Supporting Mindfulness-Based Programs for Youth
Discussions about mindfulness are ever-increasing within educational settings, community-based organizations offering services to youth, and popular media. Mindfulness-Based Programs for Youth: A Toolkit for Youth Workers is a timely resource for youth workers interested in facilitating mindfulness-based interventions (MBIs) and practices with youth. It offers background on the concept of mindfulness, ideas for creative activities, and ways to assess learning and development of mindfulness and resilience.
Mindfulness is a holistic philosophy that encourages us to live our lives in the present moment with acceptance and curiousity of our thoughts and feelings. This approach contrasts with the tendencies of many youth to negatively judge themselves. Practicing mindfulness can help youth develop more self-acceptance and esteem, and aspects of resilience including self-awareness, emotion regulation, and improved coping skills and relationships.
Most youth experience states of mindfulness sometimes through a physical activity or being in nature. With continued practice, mindfulness can become a trait or disposition and an approach to life. MBIs such as the well-known Mindfulness-Based Stress Reduction (MBSR) are recognized as evidenced-based practices for stress reduction and other challenges such as anxiety. Many programs for youth have been adapted from MBSR.
In collaboration with colleagues and students, I developed an arts-based approach to facilitate mindfulness with marginalized youth. Our program is called Holistic Arts-Based Program or HAP and it was originally developed from research with children living in foster care. We have also tested HAP with children involved with the mental health care system and most recently with youth from the ages of 11-17 years experiencing challenges with schooling.
It is relevant to note that mindfulness is not a panacea for all of the challenges youth face. Also, when working with youth who have experienced trauma, it is important to be aware that engaging in meditative exercises may increase feelings such as anxiety. We recommend first teaching grounding and calming techniques. Importantly, an arts-based approach enables youth to engage with practices and concepts at their own speed and levels of comfort, while having fun.
Children and youth are especially in need of interventions that will shore up their strengths and teach abilities such as paying attention, non-judgment, and emotion regulation. An arts-based approach is highly relevant for youth as it is engaging, developmentally appropriate, and enjoyable. Also, arts-based methods are effective for helping youth learn about and express their thoughts and feelings (Coholic, Schwabe & Lander, 2020).

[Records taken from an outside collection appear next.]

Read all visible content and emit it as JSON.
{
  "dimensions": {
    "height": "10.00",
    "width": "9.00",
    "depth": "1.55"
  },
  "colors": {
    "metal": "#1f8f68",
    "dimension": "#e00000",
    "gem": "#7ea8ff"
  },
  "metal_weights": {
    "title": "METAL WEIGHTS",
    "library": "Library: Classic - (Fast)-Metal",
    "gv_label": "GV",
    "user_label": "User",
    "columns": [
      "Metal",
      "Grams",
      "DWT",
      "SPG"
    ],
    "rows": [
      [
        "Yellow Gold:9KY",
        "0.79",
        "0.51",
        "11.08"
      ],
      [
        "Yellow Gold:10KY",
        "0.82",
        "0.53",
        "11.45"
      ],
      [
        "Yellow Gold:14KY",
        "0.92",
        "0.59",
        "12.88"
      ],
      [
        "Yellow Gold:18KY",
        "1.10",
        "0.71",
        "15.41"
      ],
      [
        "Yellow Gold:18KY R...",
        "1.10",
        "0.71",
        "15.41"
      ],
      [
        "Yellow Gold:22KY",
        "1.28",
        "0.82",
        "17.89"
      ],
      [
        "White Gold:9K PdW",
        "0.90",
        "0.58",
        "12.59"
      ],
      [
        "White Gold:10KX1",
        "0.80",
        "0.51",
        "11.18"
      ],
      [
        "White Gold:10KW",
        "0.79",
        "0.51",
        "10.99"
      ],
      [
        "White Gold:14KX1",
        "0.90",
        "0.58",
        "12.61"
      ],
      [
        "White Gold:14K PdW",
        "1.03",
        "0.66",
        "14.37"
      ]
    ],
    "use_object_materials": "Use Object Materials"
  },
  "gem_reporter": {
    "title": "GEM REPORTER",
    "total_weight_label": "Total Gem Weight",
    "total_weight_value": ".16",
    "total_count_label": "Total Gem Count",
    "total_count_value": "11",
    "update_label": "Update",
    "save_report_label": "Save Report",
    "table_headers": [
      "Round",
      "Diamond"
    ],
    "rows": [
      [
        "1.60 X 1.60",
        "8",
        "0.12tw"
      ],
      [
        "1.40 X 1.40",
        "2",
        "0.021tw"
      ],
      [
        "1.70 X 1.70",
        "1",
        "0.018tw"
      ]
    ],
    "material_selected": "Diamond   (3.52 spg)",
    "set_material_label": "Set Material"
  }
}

There are also both professional and personal benefits for youth workers in learning and practicing mindfulness. Professional benefits include developing therapeutic presence, which is the ability to be fully present with those we are working with. Researchers have found that therapeutic presence enables us to feel less distracted, tolerate emotion better, and improve our empathy (Fulton, 2005). As a youth worker, it is important to have a personal practice of mindfulness so that we can effectively model and facilitate mindfulness for others.
Through our work, we have become strong advocates for creative strengths-based approaches to facilitating mindfulness with youth as these approaches promote successful learning and make MBIs accessible to more youth. We hope that facilitating creative MBIs brings as much enjoyment to your work as it has to ours!
Don’t miss A Creative Approach to Using Mindfulness With Youth, a FREE webinar featuring Diana, Tricia Goeldner (Social Worker, Rainbow District School Board), and Amanda Hardy (Elementary School Teacher, Rainbow District School Board) on Tuesday, May 19th. Register online today!
Coholic, D., Schwabe, N., & Lander, K. (2020). A scoping review of arts-based mindfulness interventions for children and youth. Child & Adolescent Social Work Journal, doi.org/10.1007/s10560-020-00657-5
Fulton, P. R. (2005). Mindfulness as clinical training. In C. Germer, R. Siegel, & P. Fulton (Eds.), Mindfulness and psychotherapy (pp. 55-72). Guildford Press.